--- Task data ---
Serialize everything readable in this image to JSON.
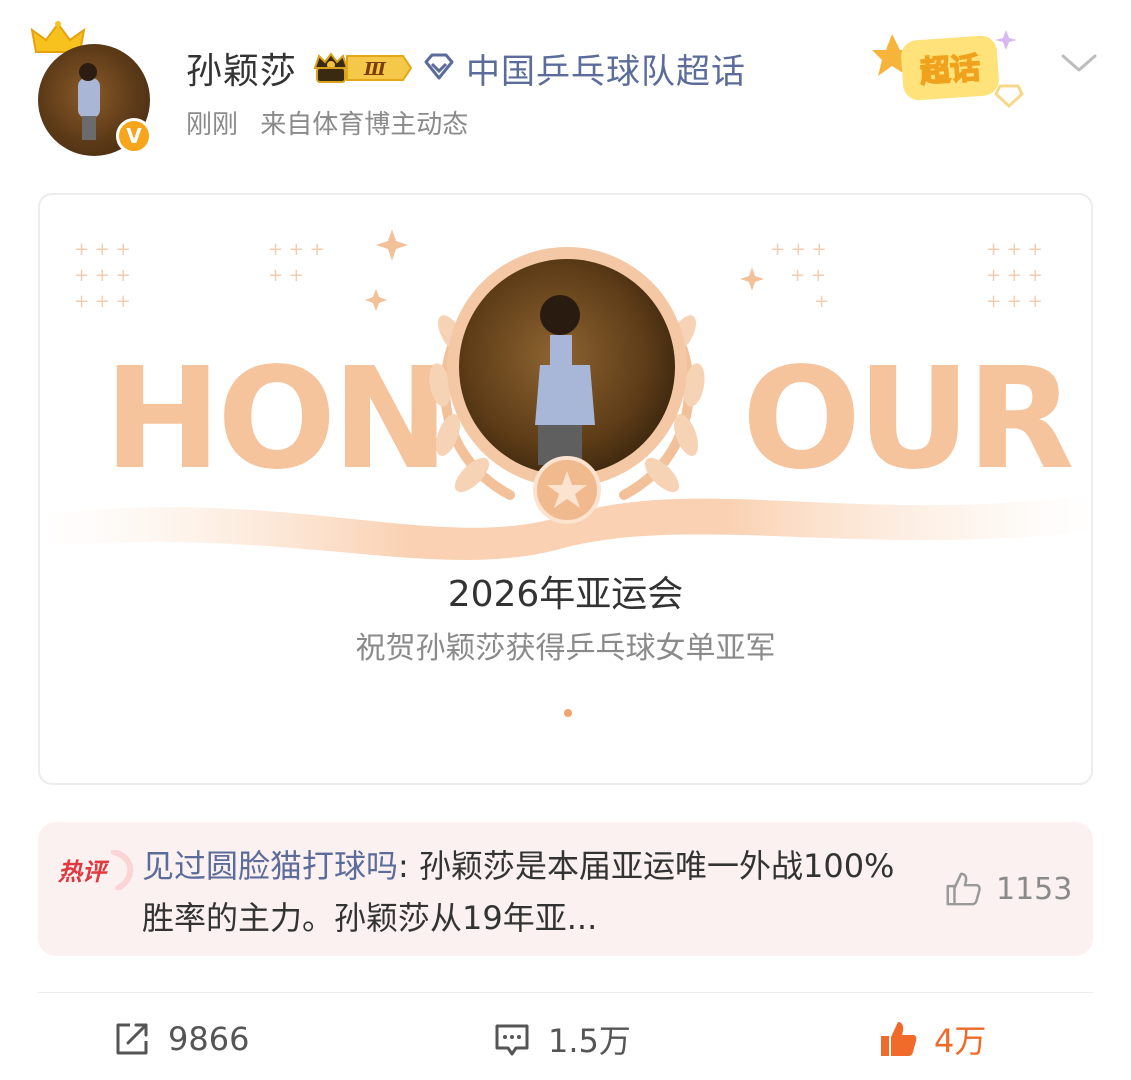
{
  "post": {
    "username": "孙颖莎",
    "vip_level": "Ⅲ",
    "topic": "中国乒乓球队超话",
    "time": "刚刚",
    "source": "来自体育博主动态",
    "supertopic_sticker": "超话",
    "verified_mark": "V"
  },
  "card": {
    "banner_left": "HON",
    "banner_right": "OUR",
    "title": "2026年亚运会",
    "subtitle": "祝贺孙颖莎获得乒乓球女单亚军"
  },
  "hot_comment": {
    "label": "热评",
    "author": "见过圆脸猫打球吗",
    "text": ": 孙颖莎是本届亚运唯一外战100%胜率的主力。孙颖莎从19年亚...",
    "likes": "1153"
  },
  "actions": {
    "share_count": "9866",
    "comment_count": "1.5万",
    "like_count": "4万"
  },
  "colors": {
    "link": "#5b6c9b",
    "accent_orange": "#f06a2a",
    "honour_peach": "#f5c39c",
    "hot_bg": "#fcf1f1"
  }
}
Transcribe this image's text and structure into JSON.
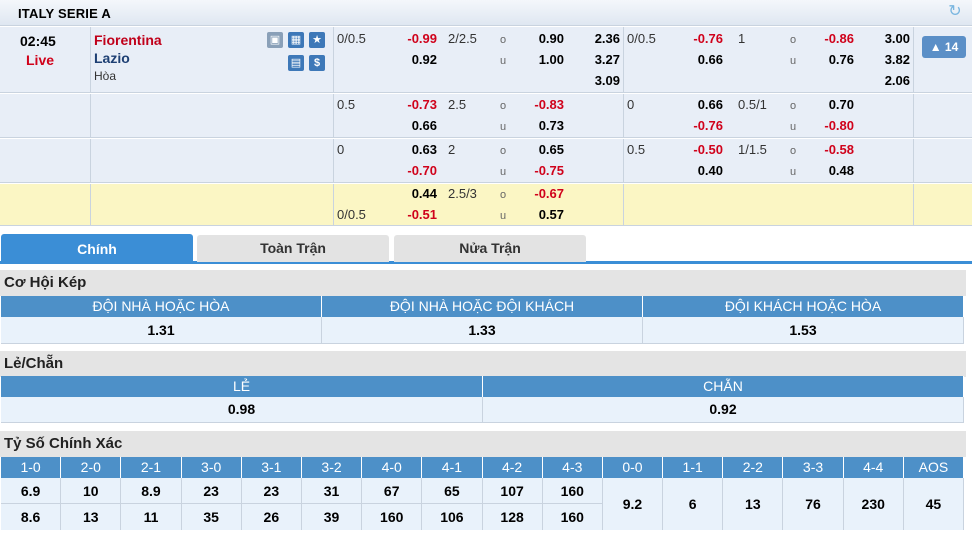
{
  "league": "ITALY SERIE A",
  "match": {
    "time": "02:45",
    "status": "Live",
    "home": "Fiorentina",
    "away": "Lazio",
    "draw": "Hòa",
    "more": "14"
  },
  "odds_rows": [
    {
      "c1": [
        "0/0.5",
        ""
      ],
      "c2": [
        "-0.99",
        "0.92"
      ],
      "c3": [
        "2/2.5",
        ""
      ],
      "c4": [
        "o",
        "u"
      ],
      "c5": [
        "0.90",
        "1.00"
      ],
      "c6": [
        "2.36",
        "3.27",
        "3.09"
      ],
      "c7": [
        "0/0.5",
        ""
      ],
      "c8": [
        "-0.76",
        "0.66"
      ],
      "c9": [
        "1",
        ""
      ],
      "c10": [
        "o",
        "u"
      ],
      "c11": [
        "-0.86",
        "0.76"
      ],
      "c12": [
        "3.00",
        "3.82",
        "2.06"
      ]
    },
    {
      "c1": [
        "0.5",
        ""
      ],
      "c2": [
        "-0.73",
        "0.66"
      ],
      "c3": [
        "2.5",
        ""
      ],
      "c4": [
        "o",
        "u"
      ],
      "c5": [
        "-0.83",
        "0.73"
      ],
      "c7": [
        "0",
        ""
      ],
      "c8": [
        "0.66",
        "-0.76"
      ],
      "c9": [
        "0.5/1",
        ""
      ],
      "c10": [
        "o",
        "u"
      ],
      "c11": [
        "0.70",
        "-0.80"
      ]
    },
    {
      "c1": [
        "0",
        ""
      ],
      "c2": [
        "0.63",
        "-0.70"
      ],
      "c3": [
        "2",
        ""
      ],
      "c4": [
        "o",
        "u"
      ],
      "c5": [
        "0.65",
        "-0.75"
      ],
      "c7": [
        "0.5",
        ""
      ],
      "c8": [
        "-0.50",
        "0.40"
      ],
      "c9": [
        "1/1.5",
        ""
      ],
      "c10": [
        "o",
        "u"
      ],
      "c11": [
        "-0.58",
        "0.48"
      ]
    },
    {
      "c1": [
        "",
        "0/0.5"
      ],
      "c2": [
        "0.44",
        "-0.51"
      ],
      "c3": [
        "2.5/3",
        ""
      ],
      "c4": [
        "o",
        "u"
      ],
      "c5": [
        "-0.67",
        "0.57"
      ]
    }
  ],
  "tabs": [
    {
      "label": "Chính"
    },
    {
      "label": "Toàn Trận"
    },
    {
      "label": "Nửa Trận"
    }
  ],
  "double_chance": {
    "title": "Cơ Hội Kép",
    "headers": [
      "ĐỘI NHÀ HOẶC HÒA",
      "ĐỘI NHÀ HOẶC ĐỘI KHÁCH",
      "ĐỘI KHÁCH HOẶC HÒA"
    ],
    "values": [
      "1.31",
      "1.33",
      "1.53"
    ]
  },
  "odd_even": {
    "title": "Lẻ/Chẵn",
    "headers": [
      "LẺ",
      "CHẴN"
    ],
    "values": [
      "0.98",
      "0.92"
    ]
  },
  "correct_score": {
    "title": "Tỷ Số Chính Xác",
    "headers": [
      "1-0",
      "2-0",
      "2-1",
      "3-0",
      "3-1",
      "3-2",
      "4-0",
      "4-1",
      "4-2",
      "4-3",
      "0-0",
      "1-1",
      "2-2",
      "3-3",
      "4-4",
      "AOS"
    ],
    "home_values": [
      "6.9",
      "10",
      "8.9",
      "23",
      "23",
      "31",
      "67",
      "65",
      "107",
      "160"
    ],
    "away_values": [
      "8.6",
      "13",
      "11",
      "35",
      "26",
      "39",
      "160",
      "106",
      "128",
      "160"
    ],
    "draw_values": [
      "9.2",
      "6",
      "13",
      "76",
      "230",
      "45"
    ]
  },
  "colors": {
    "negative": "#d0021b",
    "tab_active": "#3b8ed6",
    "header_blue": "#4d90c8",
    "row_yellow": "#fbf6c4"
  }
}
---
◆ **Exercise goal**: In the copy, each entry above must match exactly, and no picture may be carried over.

◆ **Response area**:
Serialize everything readable in this image to JSON.
{
  "post": {
    "username": "孙颖莎",
    "vip_level": "Ⅲ",
    "topic": "中国乒乓球队超话",
    "time": "刚刚",
    "source": "来自体育博主动态",
    "supertopic_sticker": "超话",
    "verified_mark": "V"
  },
  "card": {
    "banner_left": "HON",
    "banner_right": "OUR",
    "title": "2026年亚运会",
    "subtitle": "祝贺孙颖莎获得乒乓球女单亚军"
  },
  "hot_comment": {
    "label": "热评",
    "author": "见过圆脸猫打球吗",
    "text": ": 孙颖莎是本届亚运唯一外战100%胜率的主力。孙颖莎从19年亚...",
    "likes": "1153"
  },
  "actions": {
    "share_count": "9866",
    "comment_count": "1.5万",
    "like_count": "4万"
  },
  "colors": {
    "link": "#5b6c9b",
    "accent_orange": "#f06a2a",
    "honour_peach": "#f5c39c",
    "hot_bg": "#fcf1f1"
  }
}
Transcribe this image's text and structure into JSON.
{
  "league": "ITALY SERIE A",
  "match": {
    "time": "02:45",
    "status": "Live",
    "home": "Fiorentina",
    "away": "Lazio",
    "draw": "Hòa",
    "more": "14"
  },
  "odds_rows": [
    {
      "c1": [
        "0/0.5",
        ""
      ],
      "c2": [
        "-0.99",
        "0.92"
      ],
      "c3": [
        "2/2.5",
        ""
      ],
      "c4": [
        "o",
        "u"
      ],
      "c5": [
        "0.90",
        "1.00"
      ],
      "c6": [
        "2.36",
        "3.27",
        "3.09"
      ],
      "c7": [
        "0/0.5",
        ""
      ],
      "c8": [
        "-0.76",
        "0.66"
      ],
      "c9": [
        "1",
        ""
      ],
      "c10": [
        "o",
        "u"
      ],
      "c11": [
        "-0.86",
        "0.76"
      ],
      "c12": [
        "3.00",
        "3.82",
        "2.06"
      ]
    },
    {
      "c1": [
        "0.5",
        ""
      ],
      "c2": [
        "-0.73",
        "0.66"
      ],
      "c3": [
        "2.5",
        ""
      ],
      "c4": [
        "o",
        "u"
      ],
      "c5": [
        "-0.83",
        "0.73"
      ],
      "c7": [
        "0",
        ""
      ],
      "c8": [
        "0.66",
        "-0.76"
      ],
      "c9": [
        "0.5/1",
        ""
      ],
      "c10": [
        "o",
        "u"
      ],
      "c11": [
        "0.70",
        "-0.80"
      ]
    },
    {
      "c1": [
        "0",
        ""
      ],
      "c2": [
        "0.63",
        "-0.70"
      ],
      "c3": [
        "2",
        ""
      ],
      "c4": [
        "o",
        "u"
      ],
      "c5": [
        "0.65",
        "-0.75"
      ],
      "c7": [
        "0.5",
        ""
      ],
      "c8": [
        "-0.50",
        "0.40"
      ],
      "c9": [
        "1/1.5",
        ""
      ],
      "c10": [
        "o",
        "u"
      ],
      "c11": [
        "-0.58",
        "0.48"
      ]
    },
    {
      "c1": [
        "",
        "0/0.5"
      ],
      "c2": [
        "0.44",
        "-0.51"
      ],
      "c3": [
        "2.5/3",
        ""
      ],
      "c4": [
        "o",
        "u"
      ],
      "c5": [
        "-0.67",
        "0.57"
      ]
    }
  ],
  "tabs": [
    {
      "label": "Chính"
    },
    {
      "label": "Toàn Trận"
    },
    {
      "label": "Nửa Trận"
    }
  ],
  "double_chance": {
    "title": "Cơ Hội Kép",
    "headers": [
      "ĐỘI NHÀ HOẶC HÒA",
      "ĐỘI NHÀ HOẶC ĐỘI KHÁCH",
      "ĐỘI KHÁCH HOẶC HÒA"
    ],
    "values": [
      "1.31",
      "1.33",
      "1.53"
    ]
  },
  "odd_even": {
    "title": "Lẻ/Chẵn",
    "headers": [
      "LẺ",
      "CHẴN"
    ],
    "values": [
      "0.98",
      "0.92"
    ]
  },
  "correct_score": {
    "title": "Tỷ Số Chính Xác",
    "headers": [
      "1-0",
      "2-0",
      "2-1",
      "3-0",
      "3-1",
      "3-2",
      "4-0",
      "4-1",
      "4-2",
      "4-3",
      "0-0",
      "1-1",
      "2-2",
      "3-3",
      "4-4",
      "AOS"
    ],
    "home_values": [
      "6.9",
      "10",
      "8.9",
      "23",
      "23",
      "31",
      "67",
      "65",
      "107",
      "160"
    ],
    "away_values": [
      "8.6",
      "13",
      "11",
      "35",
      "26",
      "39",
      "160",
      "106",
      "128",
      "160"
    ],
    "draw_values": [
      "9.2",
      "6",
      "13",
      "76",
      "230",
      "45"
    ]
  },
  "colors": {
    "negative": "#d0021b",
    "tab_active": "#3b8ed6",
    "header_blue": "#4d90c8",
    "row_yellow": "#fbf6c4"
  }
}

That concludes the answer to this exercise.